"Sometimes, it's the bad time we remember the strong," interjected Nol."
Katie opened her eyes and smiled at him. "Exactly. Fortunately, she's not the reason we're going back, and a large part of me prays she isn't there." Katie closed her eyes once more.
"Anyway, Kris was often getting into trouble as we were growing up, more out of not doing things he should have than doing things he shouldn't.
"One day when he was out, playing or dreaming where he shouldn't have been at all, something came over him, and his behavior started going downhill. Kris started doing things that weren't like him, but they worsened so slowly it's hard to pinpoint when it started the day I realized it.
"Mom was out for some reason or another and we were confined to the house and garden. I was outside and Kris was in when I heard his voice change. I didn't try to get any closer to him, knowing that I probably could but didn't want to take that chance.
"The voice… it was so scared. It was Kris's voice, I realized, a voice I hadn't heard in so long, since before his behavior started deteriorating, and the voice I'd been hearing him use since wasn't his at all.
"My big brother was frightened, and for all the times he stood and protected me… I wanted to help him this time.
"When Mom came back, Kris wandered out and I followed carefully. It wasn't the first time I'd done that, but this time, everything would be ruined if he caught me. I trailed farther behind than I'd ever dared before, drawing his into sight only enough to see where he turned in the woods and then letting him slowly leave me behind again. At the last turn,… I'd thought I'd lost him, but he'd stepped through a coarse bramble. I backtracked a bit and found him.
"It was as if whatever had gotten into him was letting him out on a very short leash when nobody else was around, and the rest of the time being imprisoned in his own head.
"I was just trying to reach out to him, before I knew of these things we can do. I whispered 'I hear you, Kris,' and they spun and glared at me. Kris had been fighting for so long but by now he simply ran out of strength….
"The thing inside him pulled him back into that prison so hard that hard body went limp and they both lost control of it. Before I knew it, I was beside him, cradling my big brother's head in my lap.
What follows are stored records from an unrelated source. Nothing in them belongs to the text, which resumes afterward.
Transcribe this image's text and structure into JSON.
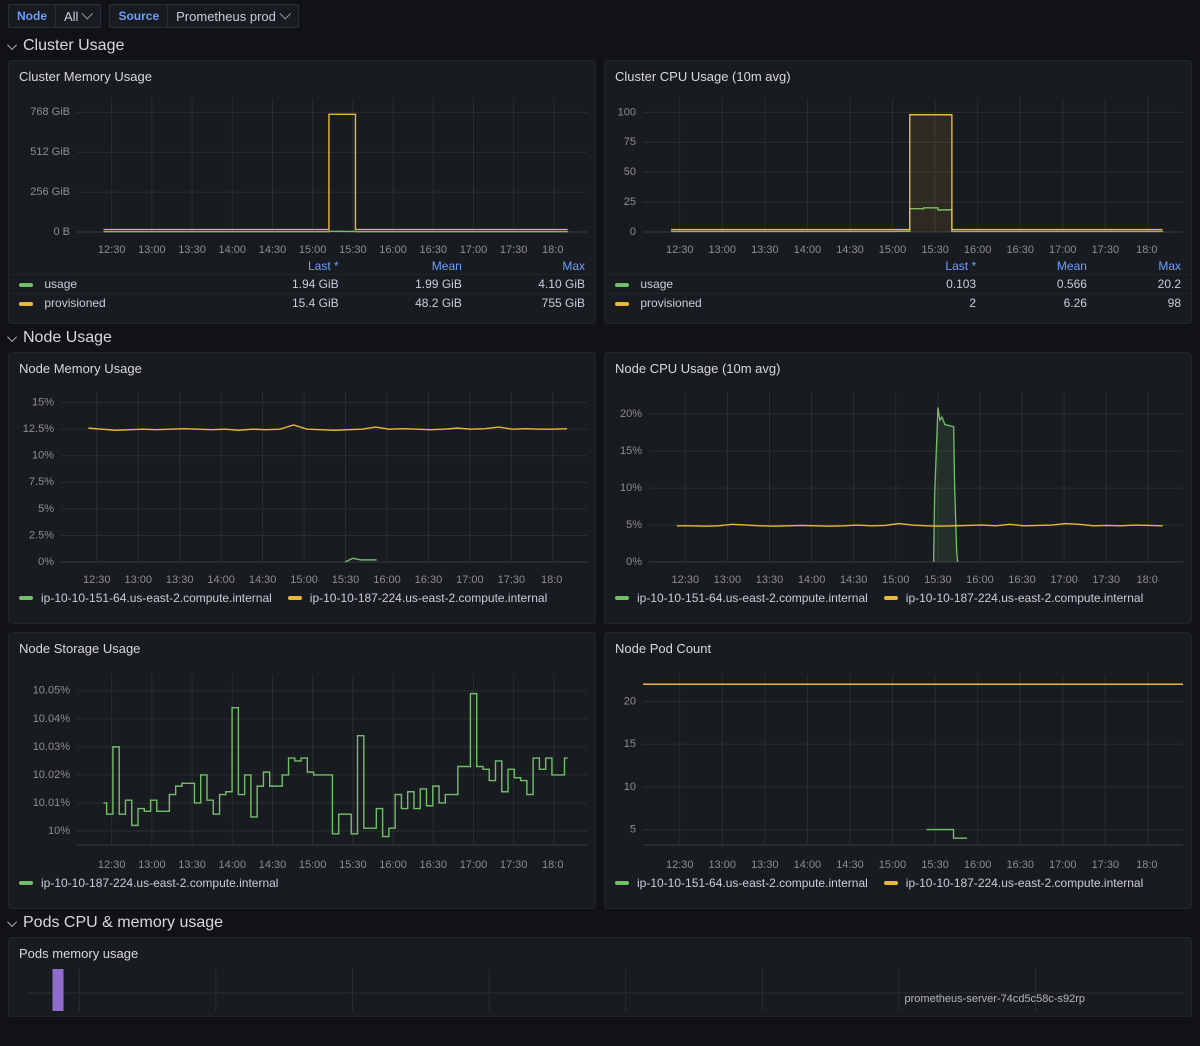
{
  "toolbar": {
    "variables": [
      {
        "label": "Node",
        "value": "All",
        "has_caret": true
      },
      {
        "label": "Source",
        "value": "Prometheus prod",
        "has_caret": true
      }
    ]
  },
  "rows": [
    {
      "title": "Cluster Usage"
    },
    {
      "title": "Node Usage"
    },
    {
      "title": "Pods CPU & memory usage"
    }
  ],
  "colors": {
    "green": "#73bf69",
    "yellow": "#eab839",
    "purple": "#8f6bcc",
    "accent_blue": "#6e9fff",
    "panel_bg": "#181b1f",
    "page_bg": "#111217",
    "grid": "#2c2d31",
    "axis_text": "#8e8e93"
  },
  "panels": {
    "cluster_memory": {
      "title": "Cluster Memory Usage",
      "legend_headers": [
        "Last *",
        "Mean",
        "Max"
      ],
      "series": [
        {
          "name": "usage",
          "color": "#73bf69",
          "last": "1.94 GiB",
          "mean": "1.99 GiB",
          "max": "4.10 GiB"
        },
        {
          "name": "provisioned",
          "color": "#eab839",
          "last": "15.4 GiB",
          "mean": "48.2 GiB",
          "max": "755 GiB"
        }
      ]
    },
    "cluster_cpu": {
      "title": "Cluster CPU Usage (10m avg)",
      "legend_headers": [
        "Last *",
        "Mean",
        "Max"
      ],
      "series": [
        {
          "name": "usage",
          "color": "#73bf69",
          "last": "0.103",
          "mean": "0.566",
          "max": "20.2"
        },
        {
          "name": "provisioned",
          "color": "#eab839",
          "last": "2",
          "mean": "6.26",
          "max": "98"
        }
      ]
    },
    "node_memory": {
      "title": "Node Memory Usage",
      "series": [
        {
          "name": "ip-10-10-151-64.us-east-2.compute.internal",
          "color": "#73bf69"
        },
        {
          "name": "ip-10-10-187-224.us-east-2.compute.internal",
          "color": "#eab839"
        }
      ]
    },
    "node_cpu": {
      "title": "Node CPU Usage (10m avg)",
      "series": [
        {
          "name": "ip-10-10-151-64.us-east-2.compute.internal",
          "color": "#73bf69"
        },
        {
          "name": "ip-10-10-187-224.us-east-2.compute.internal",
          "color": "#eab839"
        }
      ]
    },
    "node_storage": {
      "title": "Node Storage Usage",
      "series": [
        {
          "name": "ip-10-10-187-224.us-east-2.compute.internal",
          "color": "#73bf69"
        }
      ]
    },
    "node_pods": {
      "title": "Node Pod Count",
      "series": [
        {
          "name": "ip-10-10-151-64.us-east-2.compute.internal",
          "color": "#73bf69"
        },
        {
          "name": "ip-10-10-187-224.us-east-2.compute.internal",
          "color": "#eab839"
        }
      ]
    },
    "pods_memory": {
      "title": "Pods memory usage",
      "annotation": "prometheus-server-74cd5c58c-s92rp"
    }
  },
  "chart_data": [
    {
      "id": "cluster_memory",
      "type": "line",
      "title": "Cluster Memory Usage",
      "xlabel": "",
      "ylabel": "",
      "ylim": [
        0,
        860
      ],
      "yticks": [
        0,
        256,
        512,
        768
      ],
      "ytick_labels": [
        "0 B",
        "256 GiB",
        "512 GiB",
        "768 GiB"
      ],
      "xticks": [
        "12:30",
        "13:00",
        "13:30",
        "14:00",
        "14:30",
        "15:00",
        "15:30",
        "16:00",
        "16:30",
        "17:00",
        "17:30",
        "18:00"
      ],
      "grid": true,
      "legend": "table-right",
      "series": [
        {
          "name": "usage",
          "color": "#73bf69",
          "unit": "GiB",
          "values": [
            2.0,
            1.98,
            1.97,
            2.0,
            1.99,
            1.98,
            2.0,
            2.01,
            1.99,
            1.97,
            2.0,
            1.99,
            2.0,
            1.98,
            1.99,
            2.0,
            2.0,
            4.1,
            3.9,
            2.1,
            1.99,
            1.98,
            2.0,
            1.99,
            2.0,
            1.98,
            1.99,
            2.0,
            1.99,
            1.98,
            2.0,
            1.99,
            1.98,
            1.97,
            1.99,
            1.94
          ]
        },
        {
          "name": "provisioned",
          "color": "#eab839",
          "unit": "GiB",
          "values": [
            15.4,
            15.4,
            15.4,
            15.4,
            15.4,
            15.4,
            15.4,
            15.4,
            15.4,
            15.4,
            15.4,
            15.4,
            15.4,
            15.4,
            15.4,
            15.4,
            15.4,
            755,
            755,
            15.4,
            15.4,
            15.4,
            15.4,
            15.4,
            15.4,
            15.4,
            15.4,
            15.4,
            15.4,
            15.4,
            15.4,
            15.4,
            15.4,
            15.4,
            15.4,
            15.4
          ]
        }
      ]
    },
    {
      "id": "cluster_cpu",
      "type": "line",
      "title": "Cluster CPU Usage (10m avg)",
      "ylim": [
        0,
        112
      ],
      "yticks": [
        0,
        25,
        50,
        75,
        100
      ],
      "ytick_labels": [
        "0",
        "25",
        "50",
        "75",
        "100"
      ],
      "xticks": [
        "12:30",
        "13:00",
        "13:30",
        "14:00",
        "14:30",
        "15:00",
        "15:30",
        "16:00",
        "16:30",
        "17:00",
        "17:30",
        "18:00"
      ],
      "grid": true,
      "legend": "table-right",
      "series": [
        {
          "name": "usage",
          "color": "#73bf69",
          "values": [
            0.5,
            0.5,
            0.5,
            0.5,
            0.5,
            0.5,
            0.5,
            0.5,
            0.5,
            0.5,
            0.5,
            0.5,
            0.5,
            0.5,
            0.5,
            0.5,
            0.6,
            19.5,
            20.2,
            18.5,
            0.5,
            0.5,
            0.5,
            0.5,
            0.5,
            0.5,
            0.5,
            0.5,
            0.5,
            0.5,
            0.5,
            0.5,
            0.5,
            0.5,
            0.5,
            0.103
          ]
        },
        {
          "name": "provisioned",
          "color": "#eab839",
          "values": [
            2,
            2,
            2,
            2,
            2,
            2,
            2,
            2,
            2,
            2,
            2,
            2,
            2,
            2,
            2,
            2,
            2,
            98,
            98,
            98,
            2,
            2,
            2,
            2,
            2,
            2,
            2,
            2,
            2,
            2,
            2,
            2,
            2,
            2,
            2,
            2
          ]
        }
      ]
    },
    {
      "id": "node_memory",
      "type": "line",
      "title": "Node Memory Usage",
      "ylim": [
        0,
        16
      ],
      "yticks": [
        0,
        2.5,
        5,
        7.5,
        10,
        12.5,
        15
      ],
      "ytick_labels": [
        "0%",
        "2.5%",
        "5%",
        "7.5%",
        "10%",
        "12.5%",
        "15%"
      ],
      "xticks": [
        "12:30",
        "13:00",
        "13:30",
        "14:00",
        "14:30",
        "15:00",
        "15:30",
        "16:00",
        "16:30",
        "17:00",
        "17:30",
        "18:00"
      ],
      "grid": true,
      "legend": "inline-bottom",
      "series": [
        {
          "name": "ip-10-10-151-64.us-east-2.compute.internal",
          "color": "#73bf69",
          "segment_x": [
            0.54,
            0.6
          ],
          "values": [
            0.0,
            0.35,
            0.2,
            0.2,
            0.2
          ]
        },
        {
          "name": "ip-10-10-187-224.us-east-2.compute.internal",
          "color": "#eab839",
          "values": [
            12.6,
            12.5,
            12.4,
            12.45,
            12.5,
            12.45,
            12.5,
            12.55,
            12.5,
            12.45,
            12.5,
            12.4,
            12.5,
            12.45,
            12.5,
            12.9,
            12.5,
            12.45,
            12.4,
            12.45,
            12.5,
            12.7,
            12.5,
            12.55,
            12.5,
            12.45,
            12.5,
            12.6,
            12.5,
            12.55,
            12.7,
            12.5,
            12.55,
            12.5,
            12.5,
            12.55
          ]
        }
      ]
    },
    {
      "id": "node_cpu",
      "type": "line",
      "title": "Node CPU Usage (10m avg)",
      "ylim": [
        0,
        23
      ],
      "yticks": [
        0,
        5,
        10,
        15,
        20
      ],
      "ytick_labels": [
        "0%",
        "5%",
        "10%",
        "15%",
        "20%"
      ],
      "xticks": [
        "12:30",
        "13:00",
        "13:30",
        "14:00",
        "14:30",
        "15:00",
        "15:30",
        "16:00",
        "16:30",
        "17:00",
        "17:30",
        "18:00"
      ],
      "grid": true,
      "legend": "inline-bottom",
      "series": [
        {
          "name": "ip-10-10-151-64.us-east-2.compute.internal",
          "color": "#73bf69",
          "spike": {
            "start": 0.533,
            "peak": 20.9,
            "end": 0.578
          }
        },
        {
          "name": "ip-10-10-187-224.us-east-2.compute.internal",
          "color": "#eab839",
          "values": [
            4.9,
            4.9,
            4.85,
            4.9,
            5.1,
            5.0,
            4.9,
            4.85,
            4.9,
            4.95,
            4.9,
            4.85,
            4.9,
            5.0,
            4.9,
            4.95,
            5.2,
            5.0,
            4.9,
            4.85,
            4.9,
            4.95,
            5.0,
            4.9,
            5.1,
            4.9,
            4.95,
            5.0,
            5.2,
            5.1,
            4.9,
            4.95,
            4.9,
            5.0,
            4.95,
            4.9
          ]
        }
      ]
    },
    {
      "id": "node_storage",
      "type": "line",
      "title": "Node Storage Usage",
      "ylim": [
        9.995,
        10.056
      ],
      "yticks": [
        10,
        10.01,
        10.02,
        10.03,
        10.04,
        10.05
      ],
      "ytick_labels": [
        "10%",
        "10.01%",
        "10.02%",
        "10.03%",
        "10.04%",
        "10.05%"
      ],
      "xticks": [
        "12:30",
        "13:00",
        "13:30",
        "14:00",
        "14:30",
        "15:00",
        "15:30",
        "16:00",
        "16:30",
        "17:00",
        "17:30",
        "18:00"
      ],
      "grid": true,
      "legend": "inline-bottom",
      "series": [
        {
          "name": "ip-10-10-187-224.us-east-2.compute.internal",
          "color": "#73bf69",
          "values": [
            10.01,
            10.006,
            10.03,
            10.006,
            10.011,
            10.002,
            10.008,
            10.007,
            10.011,
            10.007,
            10.007,
            10.013,
            10.016,
            10.017,
            10.017,
            10.01,
            10.02,
            10.011,
            10.006,
            10.013,
            10.014,
            10.044,
            10.013,
            10.02,
            10.005,
            10.016,
            10.021,
            10.016,
            10.016,
            10.02,
            10.026,
            10.025,
            10.026,
            10.021,
            10.02,
            10.02,
            10.02,
            9.999,
            10.006,
            10.006,
            9.999,
            10.034,
            10.001,
            10.001,
            10.008,
            9.998,
            10.001,
            10.013,
            10.008,
            10.014,
            10.008,
            10.015,
            10.009,
            10.016,
            10.01,
            10.013,
            10.013,
            10.023,
            10.023,
            10.049,
            10.023,
            10.022,
            10.018,
            10.025,
            10.014,
            10.022,
            10.019,
            10.018,
            10.013,
            10.026,
            10.022,
            10.026,
            10.02,
            10.02,
            10.026
          ]
        }
      ]
    },
    {
      "id": "node_pods",
      "type": "line",
      "title": "Node Pod Count",
      "ylim": [
        3.2,
        23.2
      ],
      "yticks": [
        5,
        10,
        15,
        20
      ],
      "ytick_labels": [
        "5",
        "10",
        "15",
        "20"
      ],
      "xticks": [
        "12:30",
        "13:00",
        "13:30",
        "14:00",
        "14:30",
        "15:00",
        "15:30",
        "16:00",
        "16:30",
        "17:00",
        "17:30",
        "18:00"
      ],
      "grid": true,
      "legend": "inline-bottom",
      "series": [
        {
          "name": "ip-10-10-151-64.us-east-2.compute.internal",
          "color": "#73bf69",
          "segment_x": [
            0.525,
            0.6
          ],
          "values": [
            5,
            5,
            4,
            4
          ]
        },
        {
          "name": "ip-10-10-187-224.us-east-2.compute.internal",
          "color": "#eab839",
          "constant": 22
        }
      ]
    },
    {
      "id": "pods_memory",
      "type": "bar",
      "title": "Pods memory usage",
      "annotation": "prometheus-server-74cd5c58c-s92rp",
      "bars": [
        {
          "x": 0.022,
          "color": "#8f6bcc"
        }
      ]
    }
  ]
}
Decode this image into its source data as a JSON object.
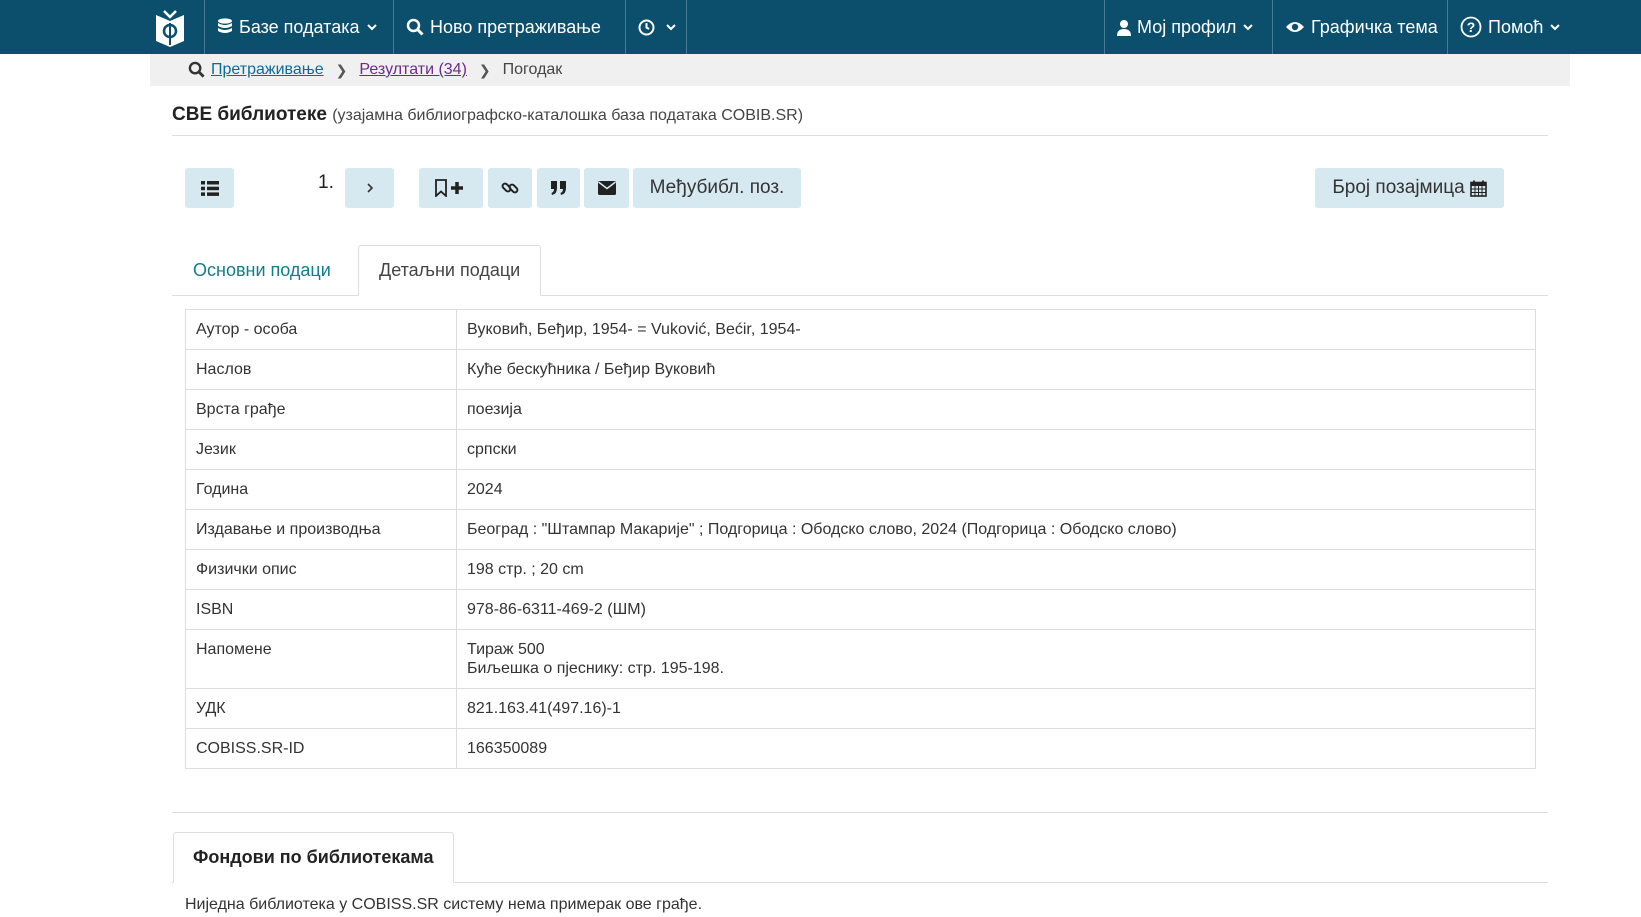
{
  "navbar": {
    "logo_name": "cobiss-logo",
    "databases_label": "Базе података",
    "new_search_label": "Ново претраживање",
    "profile_label": "Мој профил",
    "theme_label": "Графичка тема",
    "help_label": "Помоћ"
  },
  "breadcrumb": {
    "search_link": "Претраживање",
    "results_link": "Резултати (34)",
    "current": "Погодак"
  },
  "database": {
    "title": "СВЕ библиотеке",
    "subtitle": "(узајамна библиографско-каталошка база података COBIB.SR)"
  },
  "toolbar": {
    "hit_number": "1.",
    "interlibrary_label": "Међубибл. поз.",
    "loans_label": "Број позајмица"
  },
  "tabs": {
    "basic": "Основни подаци",
    "detailed": "Детаљни подаци"
  },
  "details": [
    {
      "key": "Аутор - особа",
      "value": "Вуковић, Беђир, 1954- = Vuković, Bećir, 1954-"
    },
    {
      "key": "Наслов",
      "value": "Куће бескућника / Беђир Вуковић"
    },
    {
      "key": "Врста грађе",
      "value": "поезија"
    },
    {
      "key": "Језик",
      "value": "српски"
    },
    {
      "key": "Година",
      "value": "2024"
    },
    {
      "key": "Издавање и производња",
      "value": "Београд : \"Штампар Макарије\" ; Подгорица : Ободско слово, 2024 (Подгорица : Ободско слово)"
    },
    {
      "key": "Физички опис",
      "value": "198 стр. ; 20 cm"
    },
    {
      "key": "ISBN",
      "value": "978-86-6311-469-2 (ШМ)"
    },
    {
      "key": "Напомене",
      "value": "Тираж 500",
      "value2": "Биљешка о пјеснику: стр. 195-198."
    },
    {
      "key": "УДК",
      "value": "821.163.41(497.16)-1"
    },
    {
      "key": "COBISS.SR-ID",
      "value": "166350089"
    }
  ],
  "holdings": {
    "tab_label": "Фондови по библиотекама",
    "message": "Ниједна библиотека у COBISS.SR систему нема примерак ове грађе."
  },
  "colors": {
    "navbar": "#0b4f6c",
    "button": "#d6e8f0",
    "link": "#0b6b9c",
    "tab_link": "#137c8c"
  }
}
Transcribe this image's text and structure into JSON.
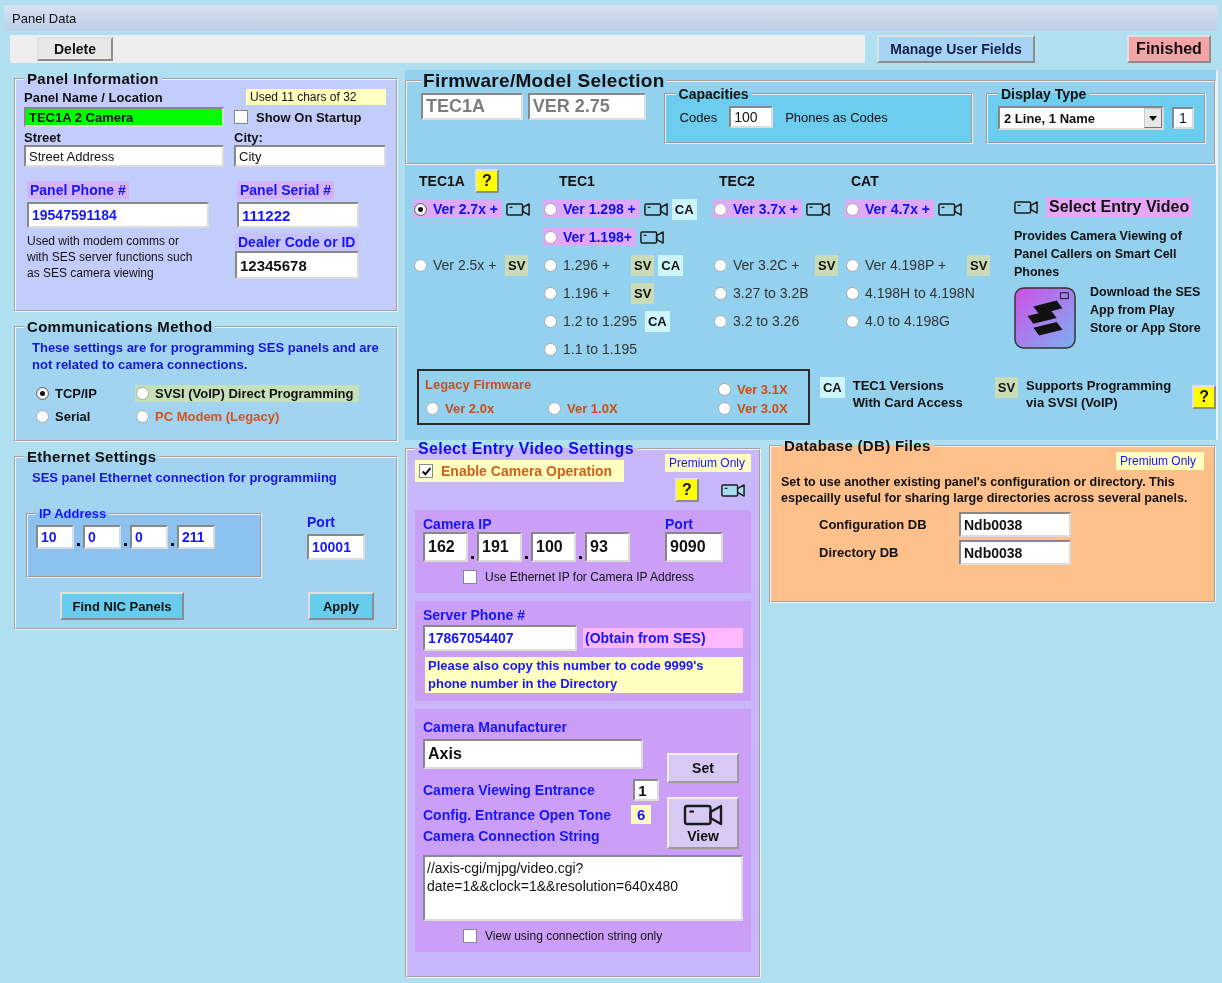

Without knowing what I was doing, my fingers were brushing his hair from his temples and pressing against them, and then I was diving into his head.
"It was such a very long way down, but I wanted to help him so badly. I don't know how long I was in there with him, but I know I made a mess of everything. I trampled through Kris's thoughts as ruthlessly and carelessly as that monster, fighting over the fading spark that was my brother.
"Back then, it was only by sheer force of will that I fought with it then, but I've learned so much since then. I just hope it's enough."
A single tear fell slowly from her eye. "He was never the same afterward, and then Paul came along. Kris was growing stronger but still very weak, as if he wasn't growing evenly all around.
"All Paul wanted to was help, but all Kris saw it as was another attempt to imprison him, so he fell behind and never really learned his way through the mists."
Nol wasn't sure what to say or do, so he simply let Katie finish on her own.
"But when I saw him with you, and holding the Book too, it was so hard to believe. He's found his own way and come into his own strength. He is more whole than I've ever seen." She opened her eyes and smiled at him.
"And now we're searching for that monster you pulled out of him."
"And now we're searching for the last piece to make my brother whole."